■ Work required
Gather all lines in the records below that include the word "name".

(Dataset items)
>>>>

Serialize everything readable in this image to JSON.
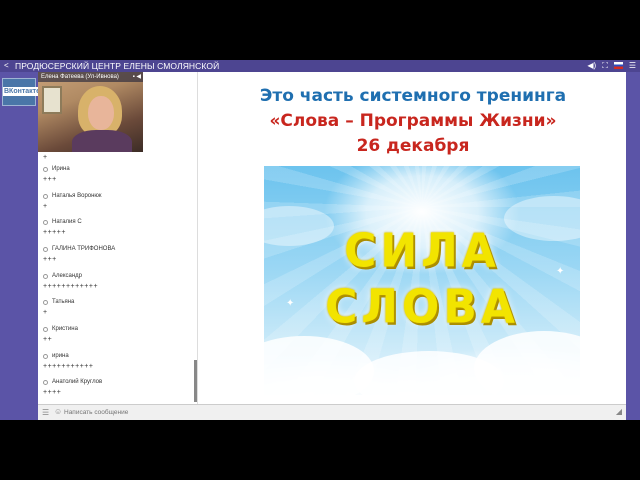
{
  "topbar": {
    "title": "ПРОДЮСЕРСКИЙ ЦЕНТР ЕЛЕНЫ СМОЛЯНСКОЙ"
  },
  "vk": {
    "logo_text": "ВКонтакте"
  },
  "webcam": {
    "label": "Елена Фатеева (Ул-Ивнова)"
  },
  "chat": {
    "messages": [
      {
        "name": "Ирина",
        "text": "+++"
      },
      {
        "name": "Наталья Воронюк",
        "text": "+"
      },
      {
        "name": "Наталия С",
        "text": "+++++"
      },
      {
        "name": "ГАЛИНА ТРИФОНОВА",
        "text": "+++"
      },
      {
        "name": "Александр",
        "text": "++++++++++++"
      },
      {
        "name": "Татьяна",
        "text": "+"
      },
      {
        "name": "Кристина",
        "text": "++"
      },
      {
        "name": "ирина",
        "text": "+++++++++++"
      },
      {
        "name": "Анатолий Круглов",
        "text": "++++"
      }
    ],
    "first_partial_text": "+"
  },
  "composer": {
    "placeholder": "Написать сообщение"
  },
  "slide": {
    "line1": "Это часть системного тренинга",
    "line2": "«Слова – Программы Жизни»",
    "line3": "26 декабря",
    "banner_word1": "СИЛА",
    "banner_word2": "СЛОВА"
  }
}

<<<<

■ Solution to this task
        "name": "Ирина",
        "name": "Наталья Воронюк",
        "name": "Наталия С",
        "name": "ГАЛИНА ТРИФОНОВА",
        "name": "Александр",
        "name": "Татьяна",
        "name": "Кристина",
        "name": "ирина",
        "name": "Анатолий Круглов",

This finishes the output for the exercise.